══ Exercise data
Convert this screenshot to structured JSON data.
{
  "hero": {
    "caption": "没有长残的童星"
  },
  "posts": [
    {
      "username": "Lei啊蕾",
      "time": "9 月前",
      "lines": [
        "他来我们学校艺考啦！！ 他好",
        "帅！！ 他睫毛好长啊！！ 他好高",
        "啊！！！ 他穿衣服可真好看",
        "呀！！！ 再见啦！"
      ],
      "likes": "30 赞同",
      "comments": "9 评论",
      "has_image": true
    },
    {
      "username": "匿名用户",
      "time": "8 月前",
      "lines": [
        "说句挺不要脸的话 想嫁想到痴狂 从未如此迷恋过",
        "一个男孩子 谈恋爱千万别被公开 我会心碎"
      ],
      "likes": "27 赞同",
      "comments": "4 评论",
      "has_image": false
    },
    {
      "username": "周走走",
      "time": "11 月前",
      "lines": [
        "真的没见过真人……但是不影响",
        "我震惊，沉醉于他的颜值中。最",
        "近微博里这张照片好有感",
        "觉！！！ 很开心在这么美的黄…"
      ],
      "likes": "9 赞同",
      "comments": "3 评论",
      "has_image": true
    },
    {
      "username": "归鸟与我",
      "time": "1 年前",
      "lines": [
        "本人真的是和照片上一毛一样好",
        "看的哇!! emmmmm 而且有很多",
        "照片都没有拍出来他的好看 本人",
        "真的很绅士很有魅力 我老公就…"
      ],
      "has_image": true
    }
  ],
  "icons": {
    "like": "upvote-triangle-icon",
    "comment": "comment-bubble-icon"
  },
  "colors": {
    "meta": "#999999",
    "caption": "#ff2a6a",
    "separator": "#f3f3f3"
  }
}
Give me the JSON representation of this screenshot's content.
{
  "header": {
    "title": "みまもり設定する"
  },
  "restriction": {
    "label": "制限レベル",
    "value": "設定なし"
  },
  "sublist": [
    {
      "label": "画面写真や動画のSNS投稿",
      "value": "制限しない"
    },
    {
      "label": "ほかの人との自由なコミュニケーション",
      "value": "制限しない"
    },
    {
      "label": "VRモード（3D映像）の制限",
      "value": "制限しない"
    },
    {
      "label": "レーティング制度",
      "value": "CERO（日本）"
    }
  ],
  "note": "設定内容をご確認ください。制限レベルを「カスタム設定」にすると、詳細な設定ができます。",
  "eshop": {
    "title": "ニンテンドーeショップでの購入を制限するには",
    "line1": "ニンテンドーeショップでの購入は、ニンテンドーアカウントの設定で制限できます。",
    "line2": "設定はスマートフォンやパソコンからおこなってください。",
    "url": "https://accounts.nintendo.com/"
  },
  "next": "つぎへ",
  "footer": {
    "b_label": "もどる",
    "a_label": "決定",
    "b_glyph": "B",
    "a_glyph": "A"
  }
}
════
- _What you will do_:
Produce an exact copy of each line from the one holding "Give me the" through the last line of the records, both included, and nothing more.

- _Solution_:
Give me the JSON representation of this screenshot's content.
{
  "header": {
    "title": "みまもり設定する"
  },
  "restriction": {
    "label": "制限レベル",
    "value": "設定なし"
  },
  "sublist": [
    {
      "label": "画面写真や動画のSNS投稿",
      "value": "制限しない"
    },
    {
      "label": "ほかの人との自由なコミュニケーション",
      "value": "制限しない"
    },
    {
      "label": "VRモード（3D映像）の制限",
      "value": "制限しない"
    },
    {
      "label": "レーティング制度",
      "value": "CERO（日本）"
    }
  ],
  "note": "設定内容をご確認ください。制限レベルを「カスタム設定」にすると、詳細な設定ができます。",
  "eshop": {
    "title": "ニンテンドーeショップでの購入を制限するには",
    "line1": "ニンテンドーeショップでの購入は、ニンテンドーアカウントの設定で制限できます。",
    "line2": "設定はスマートフォンやパソコンからおこなってください。",
    "url": "https://accounts.nintendo.com/"
  },
  "next": "つぎへ",
  "footer": {
    "b_label": "もどる",
    "a_label": "決定",
    "b_glyph": "B",
    "a_glyph": "A"
  }
}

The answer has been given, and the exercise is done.